NoSQL Skills – Many companies are experimenting with NoSQL solutions including Membase, Hadoop, Cassandra, and many others but are finding that employees with skills in these are hard to come by. Even in areas rich in talent such as the Silicon Valley, Boston, Austin, Seattle and NY the demand for this rather nascent skill set is higher than the current supply. Many companies are relying on on-the-job training for these types of open source solutions. Most importantly, if you’ve properly fault isolated your architecture you can tolerate the risk associated with small segments going down during beta releases while you iron out the kinks.
Oracle’s NoSQL – Oracle recently announced their entry into NoSQL with announcements around Hadoop integration and their own NoSQL key-value solution. The Hadoop integration isn’t much more than a conduit to allow data to and from an Oracle database and a Hadoop cluster. This technology has been around for quite a while in other relational database solutions such as GreenPlum and Asterdata. It was also recently announced by Microsoft that SQL Server would support this Hadoop connection as well.

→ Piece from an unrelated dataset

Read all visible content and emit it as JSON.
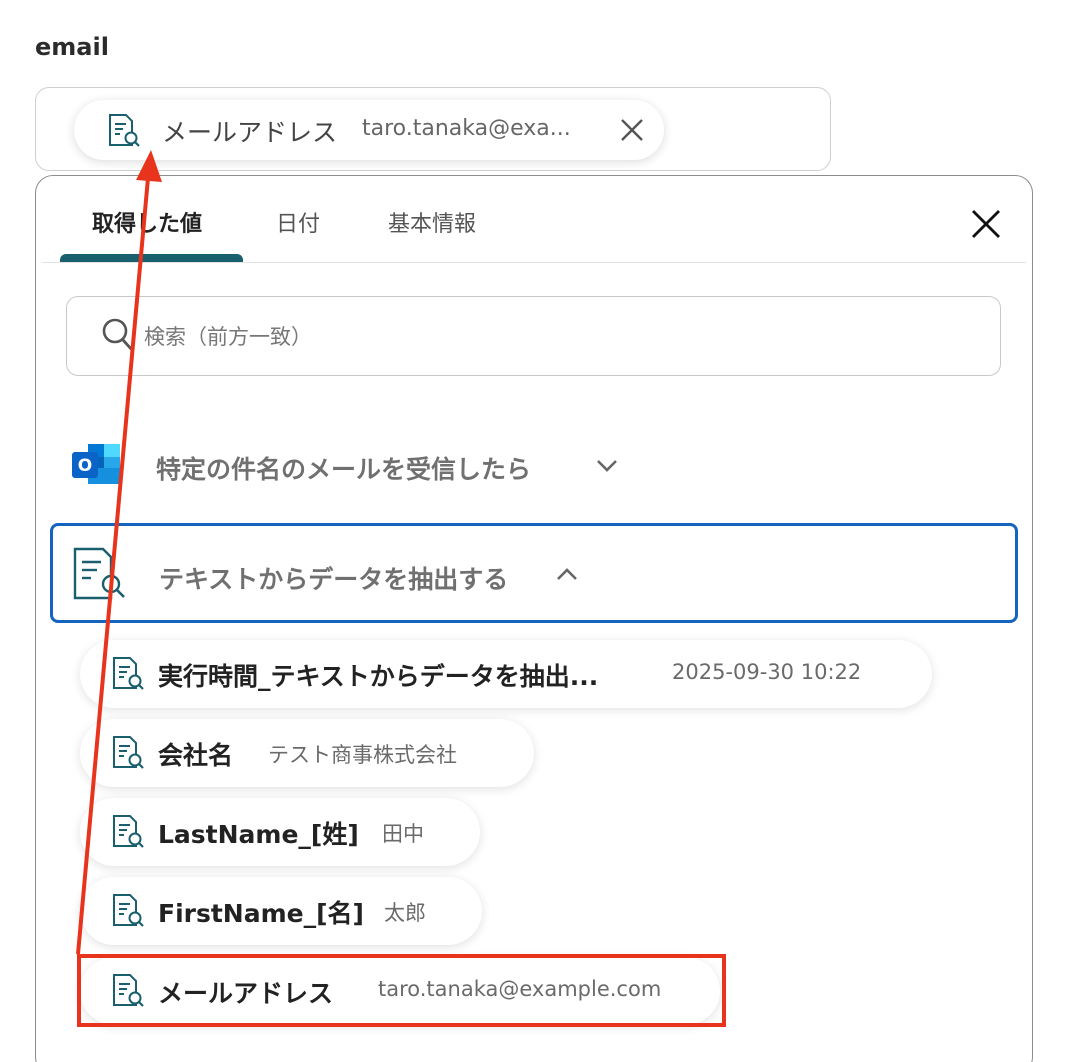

Oracle’s NoSQL is a distributed, replicated key-value store and is new and exciting even though it has attributes similar to other product offerings including their acquisition, Berkeley DB. Given trend #1 above, it may sound like an interesting alternative to adopting an enterprise supported NoSQL alternative to open source solutions but beware. The marketing materials for Oracle’s NoSQL solution include the BASE acronym (Basically Available, Soft State, Eventaully Consistent) but unlike other NoSQL products such as Dynamo, SimpleDB, or Cassandra, the Oracle NoSQL Database does not support eventual consistency. Oracle’s solution to eventual consistency appears to be by not accepting writes when the primary node for that key is down.

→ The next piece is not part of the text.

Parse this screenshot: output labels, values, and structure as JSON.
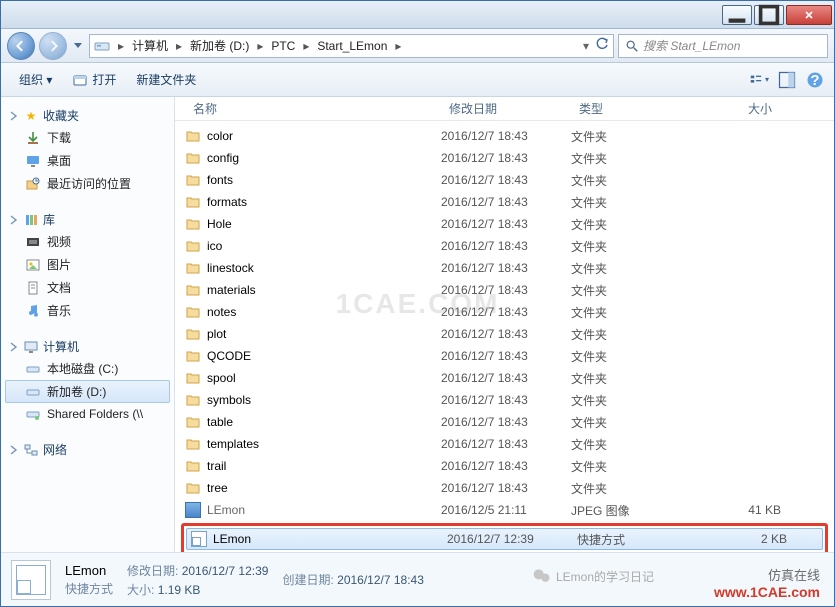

ORM – many companies start off using an object relational mapping solution such as Hibernate or Active Record but we are seeing many of them having difficulty scaling with them. The solution for several companies has been to use ORMs for simple queries but resort to ODBC or their own Data Access Layer for handling more complex queries. Be wary of using a solution to handle your query development as we’ve had a number of clients with incredibly complex and costly queries bring down their platforms for extended periods of time.
Enterprise Monitoring Frameworks – Until very recently, we had not seen a proprietary third party (non open-sourced) monitoring solution at a customer for at least 2 years and that includes our large Fortune 500 clients. Many of our clients have adopted innovative new monitoring solutions from Wilytech and Coradiant (now CA and BMC respectively) that look for and help diagnose patterns “on the wire” – whether it be from the browser to their servers or from app servers to databases. While these are interesting and potentially worth some of your attention, our very best clients design their systems to be monitored from the ground-up – ensuring that their software helps identify performance problems as they happen.
Distributed File Systems – Take your pick of implementations, but many of our clients are eschewing traditional NAS/NFS devices for distributed storage pools the likes of Gluster, MogileFS and Ceph. Nearly every case has resulted in significant savings relative to proprietary systems with few reported impacts to availability or response times. Of course, as with any other architectural change you need to ensure that you are properly managing your risk through pods or swim lanes.